Bruce Papas: Advocate of elegance
Forty years before the establishment of New Zealand Fashion Week, 'fashion promotion' meant parades and competitions. In 1961, Aucklander Bruce Papas won the era's top fashion design competition - the inaugural Golden Shears.
Papas' entry for the competition, a gown titled 'Golden Peacock', was designed during his time as head designer at Queen Street's exclusive department store, Milne & Choyce. During the 10 years he spent with the store, he produced two haute couture and two ready-to-wear collections every year. To coincide with the seasonal fashion parades, Milne & Choyce displayed the Papas collections in their windows. These became a "must-see" for the general public, which on several occasions resulted in Queen Street being closed to traffic as people blocked the road to see the displays.
New Zealand's own Balenciaga
During his career, Papas designed a number of winning outfits for New Zealand Wool Board promotions and the Melbourne Cup, the gown worn by Queen Salote of Tonga at the coronation of Queen Elizabeth II, an entire wardrobe for a Hungarian countess, and wedding, evening and couture daywear garments for Australasia's socially active and fashion conscious women.
The 'Golden Peacock' gown was bought by a Belgian concert pianist. Papas recalled that it had only been on display in the window at Milne & Choyce for 20 minutes before being snapped up.
Fashion commentators of the day regarded him as "New Zealand's own Balenciaga".
First fashion apprentice
When he was 15 years old, Papas began working for Flora MacKenzie, an established designer of that time, as the first indentured apprentice in the fashion trade in New Zealand.
During his time at MacKenzie's boutique, Ninette Gowns, Papas studied pattern making, embroidery design, fabric draping and bespoke tailoring.

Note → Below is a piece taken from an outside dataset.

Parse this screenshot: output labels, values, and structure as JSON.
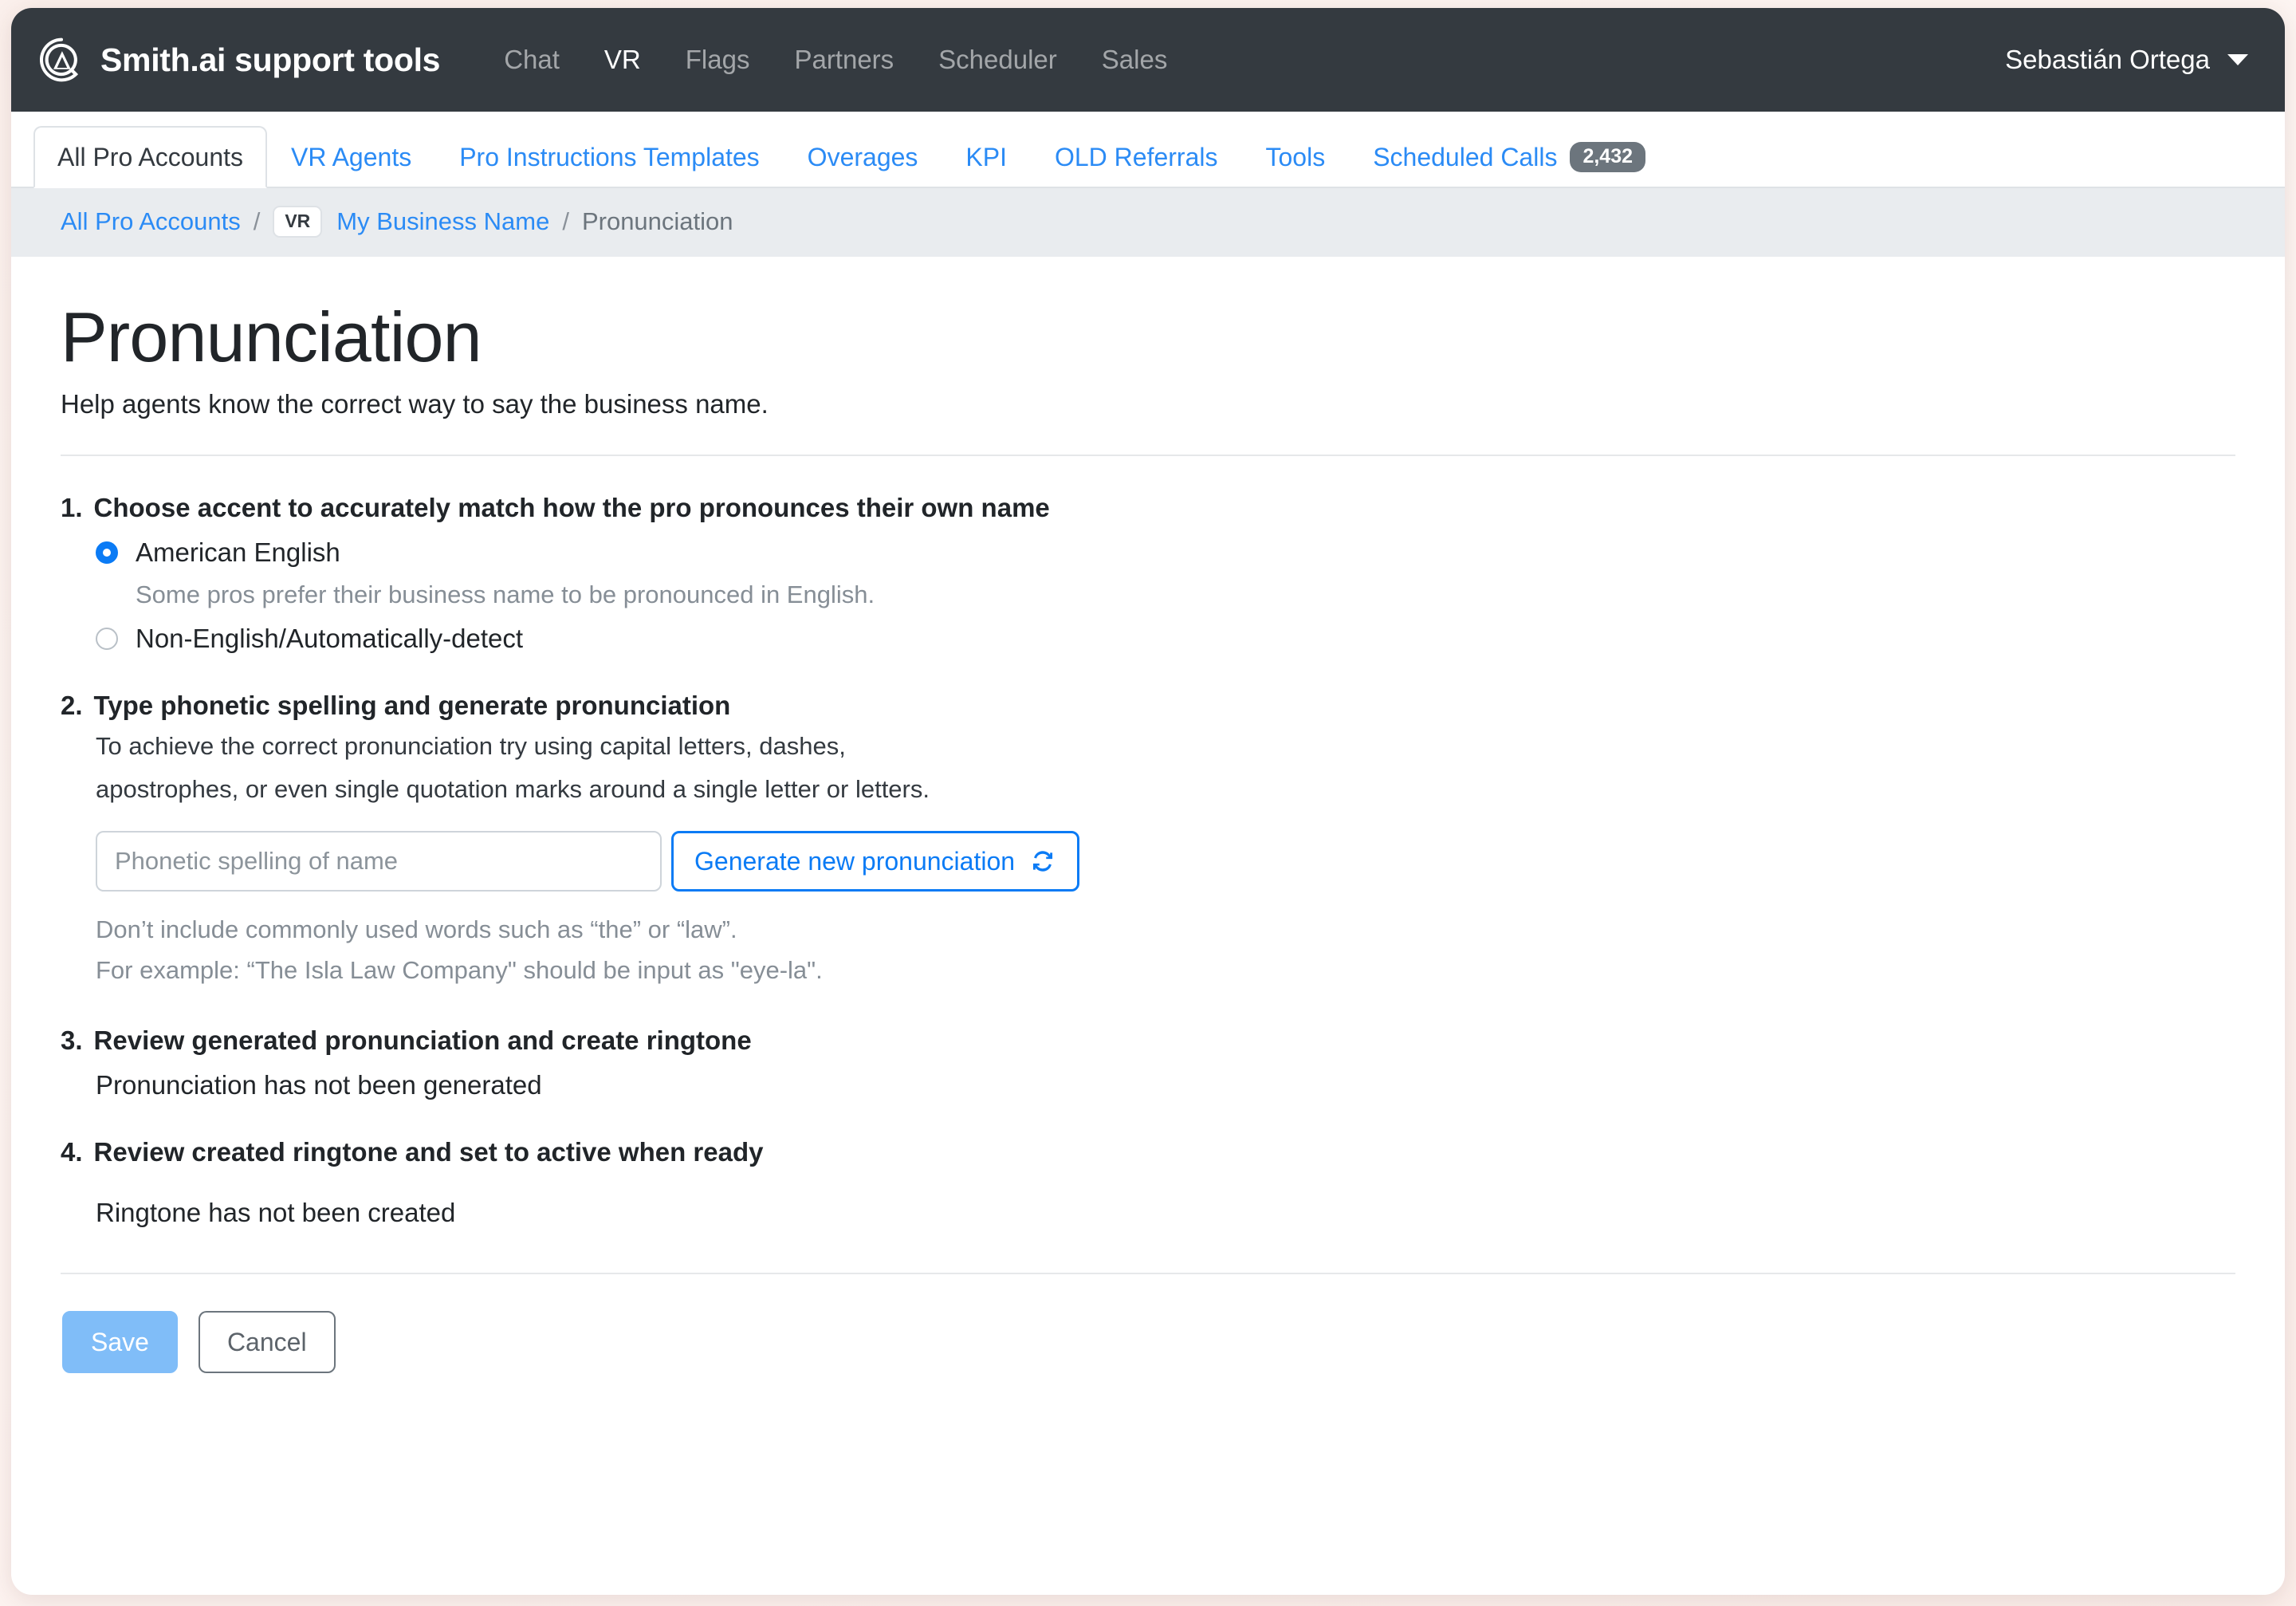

MacKenzie was once quoted as saying she had not taught him anything, as was his natural talent. He was with MacKenzie for five years before starting his own salon, based in two rooms at his mother's house.
In the early 1950s, Papas was offered a position with the House of Schiaparelli in Paris. But his dream of working in a French fashion house was interrupted by his call up for National Service.
Simplicity with a difference
Papas' theory for designing clothes is simple: a woman should look beautiful at all times. "I advocate simplicity with a difference. Full emphasis is placed on the fabric, line, shape and cut," he said. "Clothes should never be ugly, but should make the wearer look and feel elegant."
In 1965, Papas left Milne & Choyce to once again establish his own salon. Located on Queen Street, it quickly became a success.
"Bruce was noted for his innovative treatment of difficult fabrics such as leather, Guipure lace, chiffon, vicuna and cashmere," said fashion historian Angela Lassig. "He also played a role in encouraging some of New Zealand's best craftspeople into the fashion world. Weavers, potters, woodworkers, silk screeners, milliners and furriers all worked specifically to his requirements."
Papas says this involvement led to his being asked to present a paper on "Handcraft in Fashion" to the University of Auckland summer school.
His minimalist sketches seen in his newspaper advertising were considered a first for New Zealand. The new style excited comment and set a standard which was to become much copied.
Papas retired from the fashion world in the early 1980s.
Dix, Kelly (2014). Bruce Papas. New Zealand Fashion Museum.
Cite this article
Bruce Papas: Advocate of elegance. Auckland War Memorial Museum - Tāmaki Paenga Hira. First published: 5 January 2016. Updated: 8 January 2016.